-- TASK INPUTS follows --
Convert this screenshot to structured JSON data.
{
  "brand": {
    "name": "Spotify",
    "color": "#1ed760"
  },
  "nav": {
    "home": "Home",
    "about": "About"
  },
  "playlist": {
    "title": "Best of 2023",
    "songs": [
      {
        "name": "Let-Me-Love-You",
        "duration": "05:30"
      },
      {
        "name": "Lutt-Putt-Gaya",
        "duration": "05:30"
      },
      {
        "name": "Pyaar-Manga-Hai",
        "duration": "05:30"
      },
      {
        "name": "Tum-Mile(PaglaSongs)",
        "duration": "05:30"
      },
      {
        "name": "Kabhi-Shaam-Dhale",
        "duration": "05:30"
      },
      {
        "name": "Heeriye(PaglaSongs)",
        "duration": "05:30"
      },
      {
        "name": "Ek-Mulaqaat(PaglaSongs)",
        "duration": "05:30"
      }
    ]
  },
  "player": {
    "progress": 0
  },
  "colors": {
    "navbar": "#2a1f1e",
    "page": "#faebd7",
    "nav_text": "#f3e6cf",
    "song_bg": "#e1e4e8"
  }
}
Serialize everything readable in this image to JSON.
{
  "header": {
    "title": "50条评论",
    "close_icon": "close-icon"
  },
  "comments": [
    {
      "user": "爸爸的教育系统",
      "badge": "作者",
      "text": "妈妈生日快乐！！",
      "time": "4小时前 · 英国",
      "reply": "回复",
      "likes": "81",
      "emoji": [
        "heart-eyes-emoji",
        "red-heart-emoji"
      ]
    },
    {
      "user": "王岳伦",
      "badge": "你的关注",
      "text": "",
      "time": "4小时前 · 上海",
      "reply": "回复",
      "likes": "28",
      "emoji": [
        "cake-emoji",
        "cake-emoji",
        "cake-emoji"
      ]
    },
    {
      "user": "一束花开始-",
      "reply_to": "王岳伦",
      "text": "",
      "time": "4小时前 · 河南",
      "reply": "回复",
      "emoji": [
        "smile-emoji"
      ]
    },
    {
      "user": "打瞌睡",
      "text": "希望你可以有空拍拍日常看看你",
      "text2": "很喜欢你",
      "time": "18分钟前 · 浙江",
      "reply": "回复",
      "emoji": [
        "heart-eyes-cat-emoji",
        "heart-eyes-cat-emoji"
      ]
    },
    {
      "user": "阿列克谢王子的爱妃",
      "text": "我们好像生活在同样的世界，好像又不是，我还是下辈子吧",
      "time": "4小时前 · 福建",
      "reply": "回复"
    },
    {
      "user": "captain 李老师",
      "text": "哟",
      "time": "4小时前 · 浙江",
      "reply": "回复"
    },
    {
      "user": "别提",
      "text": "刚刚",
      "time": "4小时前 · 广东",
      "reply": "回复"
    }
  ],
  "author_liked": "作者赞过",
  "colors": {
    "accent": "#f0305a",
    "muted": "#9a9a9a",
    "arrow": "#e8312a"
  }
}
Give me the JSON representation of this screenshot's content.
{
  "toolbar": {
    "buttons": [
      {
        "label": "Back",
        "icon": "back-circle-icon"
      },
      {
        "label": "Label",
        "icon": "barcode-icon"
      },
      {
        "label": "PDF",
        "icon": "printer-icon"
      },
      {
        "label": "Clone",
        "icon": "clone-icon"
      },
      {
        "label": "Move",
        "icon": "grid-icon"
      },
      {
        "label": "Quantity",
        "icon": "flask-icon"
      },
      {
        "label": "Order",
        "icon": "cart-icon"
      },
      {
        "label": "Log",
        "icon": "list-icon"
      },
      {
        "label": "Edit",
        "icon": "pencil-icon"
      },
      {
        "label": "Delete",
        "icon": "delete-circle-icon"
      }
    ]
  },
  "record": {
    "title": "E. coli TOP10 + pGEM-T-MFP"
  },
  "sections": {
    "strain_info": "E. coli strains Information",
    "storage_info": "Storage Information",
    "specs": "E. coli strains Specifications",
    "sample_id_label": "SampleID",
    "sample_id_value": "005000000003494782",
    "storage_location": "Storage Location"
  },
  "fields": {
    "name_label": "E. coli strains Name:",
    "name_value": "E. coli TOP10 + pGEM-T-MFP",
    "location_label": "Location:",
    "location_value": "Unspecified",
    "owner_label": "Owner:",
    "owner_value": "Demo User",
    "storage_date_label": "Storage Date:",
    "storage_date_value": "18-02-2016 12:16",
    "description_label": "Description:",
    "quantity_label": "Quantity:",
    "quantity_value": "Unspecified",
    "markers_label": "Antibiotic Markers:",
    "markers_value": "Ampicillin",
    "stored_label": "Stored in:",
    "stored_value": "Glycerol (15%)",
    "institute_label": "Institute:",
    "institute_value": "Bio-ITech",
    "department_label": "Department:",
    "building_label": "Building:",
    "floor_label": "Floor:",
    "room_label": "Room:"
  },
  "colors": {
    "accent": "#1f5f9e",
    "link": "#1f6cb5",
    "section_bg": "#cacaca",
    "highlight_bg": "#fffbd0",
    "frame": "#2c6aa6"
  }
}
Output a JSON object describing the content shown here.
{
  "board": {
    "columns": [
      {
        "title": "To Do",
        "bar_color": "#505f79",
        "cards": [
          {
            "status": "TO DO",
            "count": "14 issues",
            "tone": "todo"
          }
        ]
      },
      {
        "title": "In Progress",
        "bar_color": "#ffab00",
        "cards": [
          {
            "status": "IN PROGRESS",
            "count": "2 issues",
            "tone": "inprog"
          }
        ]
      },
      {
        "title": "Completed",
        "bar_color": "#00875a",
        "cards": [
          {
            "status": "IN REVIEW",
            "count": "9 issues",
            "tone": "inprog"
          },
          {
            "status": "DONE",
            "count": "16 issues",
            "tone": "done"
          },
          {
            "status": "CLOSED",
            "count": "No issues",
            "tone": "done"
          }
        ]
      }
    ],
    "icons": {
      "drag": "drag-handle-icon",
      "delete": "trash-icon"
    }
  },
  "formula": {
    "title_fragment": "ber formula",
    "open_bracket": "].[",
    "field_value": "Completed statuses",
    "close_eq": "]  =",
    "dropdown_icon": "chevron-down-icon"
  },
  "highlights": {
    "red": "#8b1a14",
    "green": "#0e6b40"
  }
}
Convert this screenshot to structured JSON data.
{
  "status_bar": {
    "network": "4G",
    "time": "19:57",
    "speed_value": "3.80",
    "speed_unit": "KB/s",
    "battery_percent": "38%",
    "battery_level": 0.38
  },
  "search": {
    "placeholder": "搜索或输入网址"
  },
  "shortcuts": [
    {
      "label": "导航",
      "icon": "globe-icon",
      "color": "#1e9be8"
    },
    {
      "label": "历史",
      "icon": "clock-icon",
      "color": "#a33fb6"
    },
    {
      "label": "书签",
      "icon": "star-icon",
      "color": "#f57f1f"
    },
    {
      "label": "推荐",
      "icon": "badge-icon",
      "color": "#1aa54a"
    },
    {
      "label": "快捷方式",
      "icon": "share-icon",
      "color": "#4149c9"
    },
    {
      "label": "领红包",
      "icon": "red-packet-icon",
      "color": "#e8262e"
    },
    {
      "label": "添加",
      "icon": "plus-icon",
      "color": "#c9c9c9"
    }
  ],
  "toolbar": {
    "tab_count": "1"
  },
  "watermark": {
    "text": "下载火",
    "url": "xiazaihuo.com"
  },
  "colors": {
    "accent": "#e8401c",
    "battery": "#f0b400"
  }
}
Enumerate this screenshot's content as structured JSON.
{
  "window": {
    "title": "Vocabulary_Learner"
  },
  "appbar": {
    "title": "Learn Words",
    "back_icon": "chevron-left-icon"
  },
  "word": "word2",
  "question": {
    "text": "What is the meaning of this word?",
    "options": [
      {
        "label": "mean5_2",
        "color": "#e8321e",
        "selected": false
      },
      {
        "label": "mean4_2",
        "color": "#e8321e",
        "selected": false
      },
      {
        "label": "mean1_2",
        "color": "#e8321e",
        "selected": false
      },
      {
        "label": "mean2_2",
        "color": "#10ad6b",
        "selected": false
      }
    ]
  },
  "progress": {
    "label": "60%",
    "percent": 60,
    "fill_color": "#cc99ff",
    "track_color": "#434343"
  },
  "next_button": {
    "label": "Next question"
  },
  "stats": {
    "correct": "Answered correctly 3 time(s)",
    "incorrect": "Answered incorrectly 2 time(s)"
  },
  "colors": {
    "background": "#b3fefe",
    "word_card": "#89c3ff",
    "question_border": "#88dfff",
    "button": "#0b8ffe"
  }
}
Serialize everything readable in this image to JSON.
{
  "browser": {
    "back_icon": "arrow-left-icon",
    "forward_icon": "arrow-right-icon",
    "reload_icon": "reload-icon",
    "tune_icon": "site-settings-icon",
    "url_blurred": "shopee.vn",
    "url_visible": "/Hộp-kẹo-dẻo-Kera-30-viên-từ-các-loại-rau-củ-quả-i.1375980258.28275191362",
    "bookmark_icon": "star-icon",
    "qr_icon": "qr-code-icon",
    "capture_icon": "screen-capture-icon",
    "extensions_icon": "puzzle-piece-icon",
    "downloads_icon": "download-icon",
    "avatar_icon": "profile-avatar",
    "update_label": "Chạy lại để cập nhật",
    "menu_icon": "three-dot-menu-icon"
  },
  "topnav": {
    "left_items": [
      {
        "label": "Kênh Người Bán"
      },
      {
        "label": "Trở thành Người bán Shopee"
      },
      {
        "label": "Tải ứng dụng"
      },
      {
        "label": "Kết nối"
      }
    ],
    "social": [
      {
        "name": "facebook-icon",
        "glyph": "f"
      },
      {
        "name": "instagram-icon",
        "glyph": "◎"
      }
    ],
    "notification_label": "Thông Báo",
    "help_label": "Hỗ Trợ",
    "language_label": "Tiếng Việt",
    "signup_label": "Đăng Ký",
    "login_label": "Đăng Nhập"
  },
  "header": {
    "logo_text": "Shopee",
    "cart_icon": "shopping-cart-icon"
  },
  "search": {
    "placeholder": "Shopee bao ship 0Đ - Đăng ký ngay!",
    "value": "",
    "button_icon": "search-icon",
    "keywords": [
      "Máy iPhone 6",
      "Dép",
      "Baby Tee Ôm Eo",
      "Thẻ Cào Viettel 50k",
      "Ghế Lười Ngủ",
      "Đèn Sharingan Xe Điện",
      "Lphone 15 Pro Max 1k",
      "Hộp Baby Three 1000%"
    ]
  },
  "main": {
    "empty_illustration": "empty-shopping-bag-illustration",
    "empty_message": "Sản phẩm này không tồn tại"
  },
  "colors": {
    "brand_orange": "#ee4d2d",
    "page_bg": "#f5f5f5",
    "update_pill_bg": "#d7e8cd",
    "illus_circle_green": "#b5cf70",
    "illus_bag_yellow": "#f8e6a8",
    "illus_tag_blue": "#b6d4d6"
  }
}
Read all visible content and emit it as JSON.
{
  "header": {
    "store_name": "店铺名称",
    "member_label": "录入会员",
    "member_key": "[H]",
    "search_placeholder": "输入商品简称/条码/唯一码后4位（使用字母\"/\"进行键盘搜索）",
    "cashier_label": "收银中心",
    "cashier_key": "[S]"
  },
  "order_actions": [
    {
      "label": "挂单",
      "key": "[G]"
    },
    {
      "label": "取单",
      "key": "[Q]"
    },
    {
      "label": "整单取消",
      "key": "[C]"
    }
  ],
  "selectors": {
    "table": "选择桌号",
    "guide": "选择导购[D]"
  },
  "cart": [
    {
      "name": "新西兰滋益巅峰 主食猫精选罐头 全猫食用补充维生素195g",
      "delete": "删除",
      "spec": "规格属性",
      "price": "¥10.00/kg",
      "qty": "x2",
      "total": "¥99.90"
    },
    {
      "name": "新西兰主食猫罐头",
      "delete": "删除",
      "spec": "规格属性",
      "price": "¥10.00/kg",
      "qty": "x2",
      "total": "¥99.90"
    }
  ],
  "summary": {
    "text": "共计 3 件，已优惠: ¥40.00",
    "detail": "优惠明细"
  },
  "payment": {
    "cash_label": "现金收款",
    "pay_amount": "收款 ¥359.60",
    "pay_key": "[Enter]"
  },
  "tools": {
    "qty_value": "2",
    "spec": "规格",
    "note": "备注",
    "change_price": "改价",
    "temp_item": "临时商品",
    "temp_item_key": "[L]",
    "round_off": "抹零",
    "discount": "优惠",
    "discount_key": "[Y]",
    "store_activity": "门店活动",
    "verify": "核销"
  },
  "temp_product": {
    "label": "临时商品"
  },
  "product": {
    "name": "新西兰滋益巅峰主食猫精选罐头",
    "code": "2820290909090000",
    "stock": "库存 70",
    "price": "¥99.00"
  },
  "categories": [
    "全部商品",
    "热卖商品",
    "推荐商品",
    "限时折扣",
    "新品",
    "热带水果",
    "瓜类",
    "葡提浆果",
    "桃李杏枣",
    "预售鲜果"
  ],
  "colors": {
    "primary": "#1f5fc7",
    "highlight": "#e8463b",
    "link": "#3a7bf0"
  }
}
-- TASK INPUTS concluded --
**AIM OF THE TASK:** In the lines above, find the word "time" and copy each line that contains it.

**RESULT OF THE TASK:**
      "time": "4小时前 · 英国",
      "time": "4小时前 · 上海",
      "time": "4小时前 · 河南",
      "time": "18分钟前 · 浙江",
      "time": "4小时前 · 福建",
      "time": "4小时前 · 浙江",
      "time": "4小时前 · 广东",
    "time": "19:57",
    "correct": "Answered correctly 3 time(s)",
    "incorrect": "Answered incorrectly 2 time(s)"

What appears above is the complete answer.